Auschwitz Memorial: Millions Died Here, Don't 'Pose' For Instagram Shots

The Auschwitz Memorial in Poland has been forced to remind people not to use the concentration camps where more than one million people died for their social media posts.

Taking to Twitter, the Auschwitz Memorial posted four photos of people balancing along the train tracks at Auschwitz II–Birkenau -- the same train tracks bearing almost a million Jewish people, and tens of thousands of Polish people, Roma people, LGBT people, and disabled people.

"When you come to Auschwitz, remember you are at the site where over one million people were killed," it said.

"Respect their memory. There are better places to learn to walk on a balance beam than the site which symbolises deportation of hundreds of thousands to their deaths."

In another tweet, it confirmed these images had been found on social media, but asked that visitors to behave in a respectful manner at all times.

"While of course the images we presented have been found in social media, we rather ask for general respect and thoughtful behaviour at the site of the memorial -- no matter if it is photographed or not."

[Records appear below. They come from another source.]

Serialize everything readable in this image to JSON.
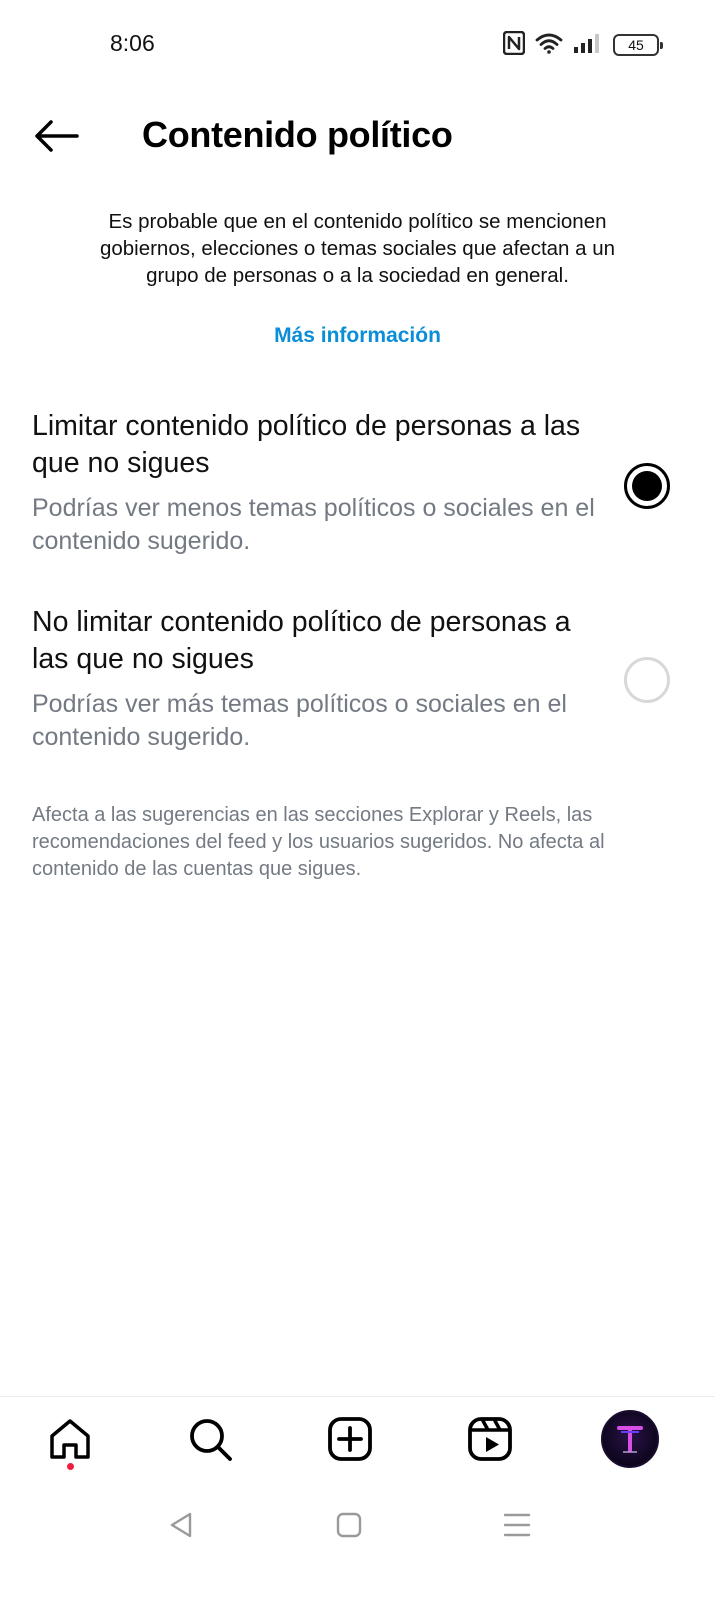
{
  "status_bar": {
    "time": "8:06",
    "battery": "45",
    "icons": [
      "nfc-icon",
      "wifi-icon",
      "cell-signal-icon",
      "battery-icon"
    ]
  },
  "header": {
    "title": "Contenido político",
    "back_icon": "arrow-left-icon"
  },
  "intro": {
    "text": "Es probable que en el contenido político se mencionen gobiernos, elecciones o temas sociales que afectan a un grupo de personas o a la sociedad en general.",
    "link": "Más información",
    "link_color": "#0a8ed8"
  },
  "options": [
    {
      "title": "Limitar contenido político de personas a las que no sigues",
      "description": "Podrías ver menos temas políticos o sociales en el contenido sugerido.",
      "selected": true
    },
    {
      "title": "No limitar contenido político de personas a las que no sigues",
      "description": "Podrías ver más temas políticos o sociales en el contenido sugerido.",
      "selected": false
    }
  ],
  "note": "Afecta a las sugerencias en las secciones Explorar y Reels, las recomendaciones del feed y los usuarios sugeridos. No afecta al contenido de las cuentas que sigues.",
  "bottom_nav": {
    "items": [
      "home-icon",
      "search-icon",
      "create-icon",
      "reels-icon",
      "profile-avatar"
    ],
    "notification_dot_color": "#ee1d3d"
  },
  "system_nav": {
    "items": [
      "back-triangle-icon",
      "home-square-icon",
      "recents-menu-icon"
    ]
  }
}
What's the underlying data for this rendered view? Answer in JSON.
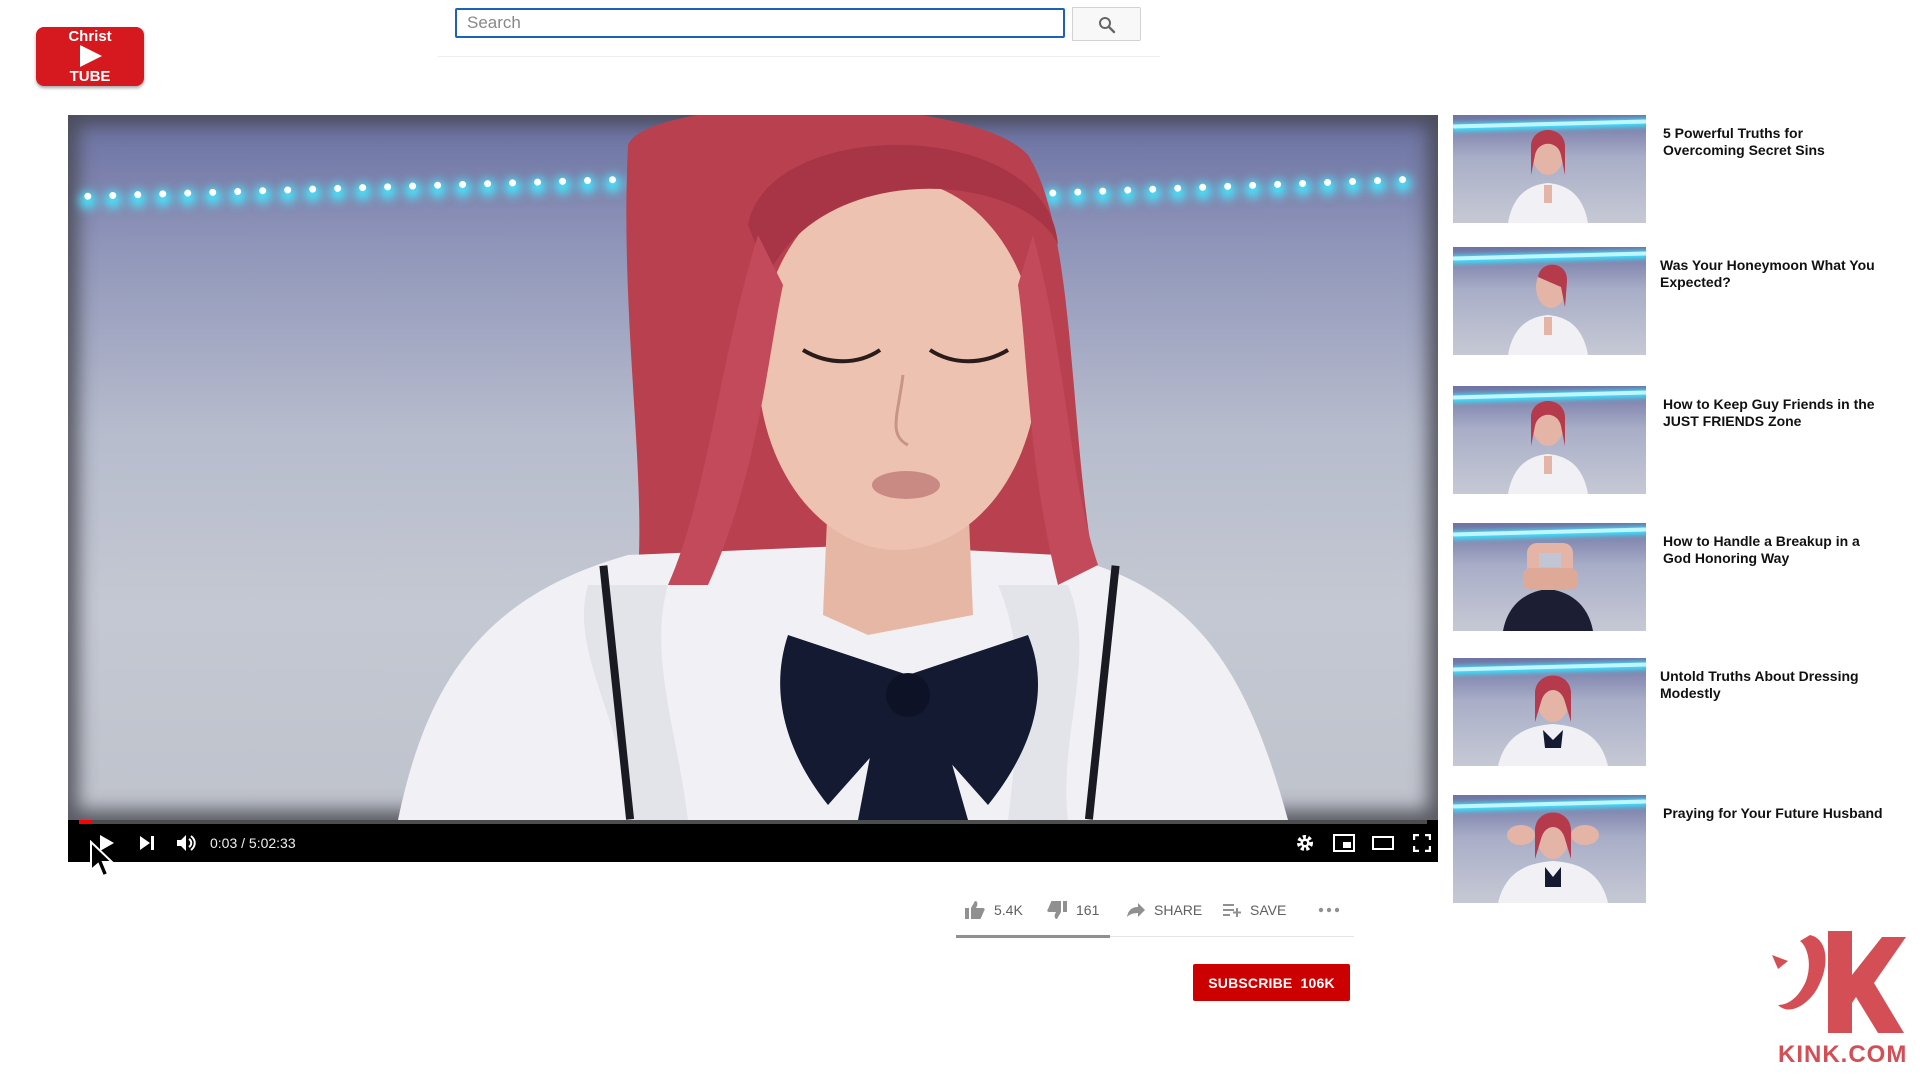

One of the photos the Auschwitz Museum used as an example of what not to do.

Visitors are allowed to take photographs, but are asked to "observe the appropriate solemnity and respect".

"Photographs taken at Auschwitz by visitors can commemorate the victims and help us to educate about the history of Auschwitz. Indeed, a 'picture can be worth a thousand words'," the museum said.

It's not the first time tourists have been asked to show more respect at Auschwitz. In 2018, Jewish groups and charities asked people to stop taking selfies inside the former camps, while others were remonstrated for taking pictures of themselves inside the gas chambers.

"People need to think about where they are and take themselves back to that point in time when these camps were the sites of murder and genocide," Lilian Black, chair of the Holocaust Survivors' Friendship Association, told The Metro at the time.

"Think of the thousands of dead emaciated bodies that lay where you are stood. ‘It is offensive to people such as myself, whose grandparents and aunties actually perished in these horrible places. There is no sense of dignity about a selfie."

One of the images slammed by the press. Photo via The Metro.

There's also been debate around the appropriate way to behave at the Holocaust memorial in Berlin, a collection of more than 2,700 concrete slabs of different heights designed for people to walk through and confront the atrocity in a personal -- and forcibly individual -- way.

In 2017, Israeli-German artist Shahak Shapira chose 12 selfies taken at the site -- selected from thousands on Facebook, Instagram, Tinder and Grindr -- and doctored them into images from concentration camps.

Photo: Yolocaust.

He titled his project Yolocaust, a portmanteau of 'you only live once', a.k.a. 'YOLO', and Holocaust. It went viral, with his website viewed more than 2.5 million times in the space of a few short days.

"I felt like people needed to know what they were actually doing, or how others might interpret what they were doing," Shapira told the BBC.

Photo: Yolocaust.

It reached all 12 people whose photos had been chosen, almost all of whom reached out to Shapira, apologised, and removed their selfies.

"[I feel] kind of sick looking at it," one person wrote to Shapira, whose photo was among the 12.

"I didn't mean to offend anyone. Now I just keep seeing my words in the headlines ... I am sorry. I truly am."

Shapira since deleted the photos but left the website live with a message about his project.

Contact the author: abrucesmith@networkten.com.au